Ghettos, Demolitions and Housing Shortages
The Reality of Israel’s “Open” Jerusalem
By JONATHAN COOK
No one would have been more surprised than Fawziya Khurd by the recent pronouncement of Benjamin Netanyahu, the Israeli prime minister, that Israel operates an “open city” policy in Jerusalem.
Mr Netanyahu told his cabinet on Sunday that Israel’s annexation of East Jerusalem following the 1967 war — what he called the city’s “unification” — meant that all residents, Jews and Palestinians alike, could buy property wherever they chose.
“Our policy is that Jerusalem residents can purchase apartments anywhere in the city,” he said. “There is no ban on Arabs buying apartments in the west of the city, and there is no ban on Jews building or buying in the city’s east.”

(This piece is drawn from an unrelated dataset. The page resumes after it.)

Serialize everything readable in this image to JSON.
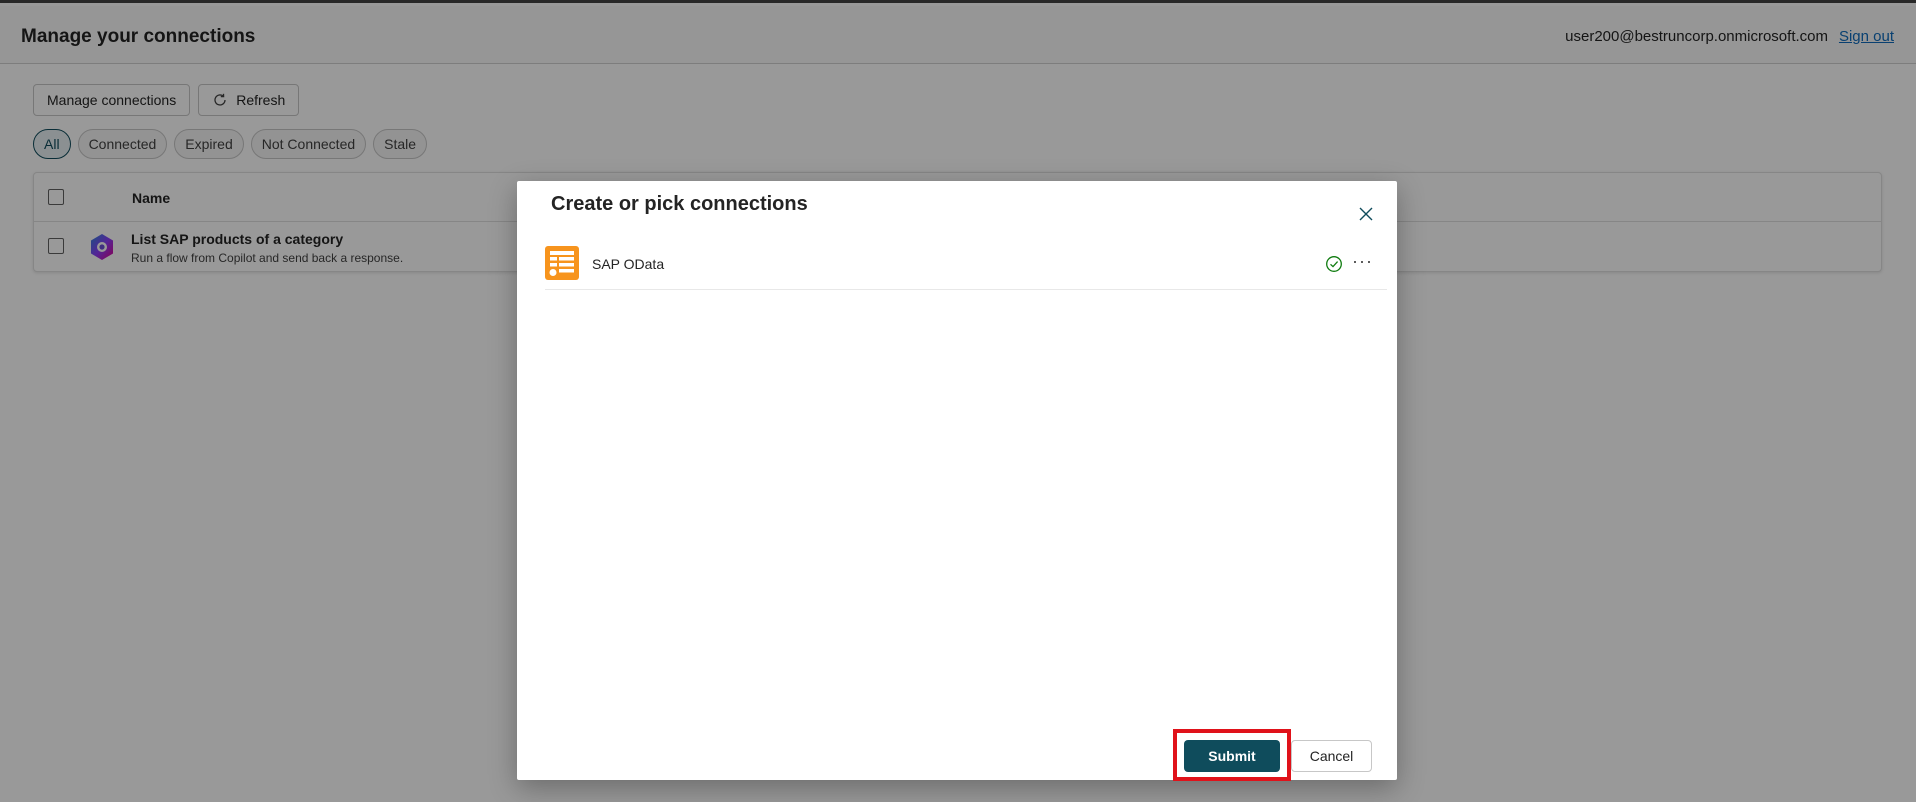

Mr Netanyahu was trying to justify recent construction in East Jerusalem by settler organizations in defiance of demands from the US that Israel halt all such work. In particular, US officials are objecting to the recent takeover of property by settlers in the Sheikh Jarrah neighbourhood, where Mrs Khurd used to live, as well as the Old City, Silwan and Ras al-Amud.
According to experts, however, the reality is that in both a practical and legal sense Mr Netanyahu’s “open city” is a fiction, extended only to the settlers and not to Mrs Khurd or to the 250,000 other Palestinians of East Jerusalem.
Mrs Khurd, for example, has been forced to live in a tent after settlers ousted her from her East Jerusalem home of five decades in November. She also has no hope of moving back to the house taken from her family in Talbiyeh, now in West Jerusalem, during the 1948 war that established Israel.
In addition, movement restrictions mean that almost all of the nearly four million Palestinians of the West Bank and Gaza are banned from entering the city or visiting its holy sites.
Inside Jerusalem, as in the West Bank, Israel enforces a strict programme of segregation to disadvantage the Palestinians, says Jeff Halper, of the Israeli Committee Against House Demolitions.
Israeli Jews have the freedom to live in both parts of the city, with 270,000 in West Jerusalem and a further 200,000 living in East Jerusalem in rapidly expanding settlements heavily subsidized by the state.
Palestinians, meanwhile, are denied the right to live both in West Jerusalem and in many residential areas of East Jerusalem. Even in their tightly controlled neighborhoods in the city’s east, at least 20,000 of their homes are subject to demolition orders, according to Mr Halper.
Daniel Seidemann, a Jerualem lawyer, says that in his 20 years of handling residency rights cases for Palestinians he has never heard of a Palestinian with a Jerusalem ID living in West Jerusalem.
The reason, he points out, was that almost all land inside Israel’s 1948 borders, including West Jerusalem, has been registered as “state land” managed by a body known as the Israel Lands Authority.
The authority allows neither Palestinians nor Israelis to buy property on state land. Instead long-term renewable leases are available to Israeli citizens and anyone eligible to immigrate to Israel under the country’s Law of Return — meaning Jews.
The settlements in East Jerusalem — now covering 35 per cent of the eastern city, according to Mr Seidemann — are also built on land declared as “state land”, in violation of international law. Again this means that only Israelis and Jewish foreign nationals are entitled to lease land there.
Because they do not hold Israeli citizenship, the Palestinians of East Jerusalem are disqualified from acquiring property either in West Jerusalem or in the settlements of East Jerusalem.
“The extraordinary situation is that a Palestinian who had his land expropriated to build the settlement of Har Homa [on the outskirts of East Jerusalem] cannot lease land there, whereas a Jew from Paris or London who is not even an Israeli citizen can.”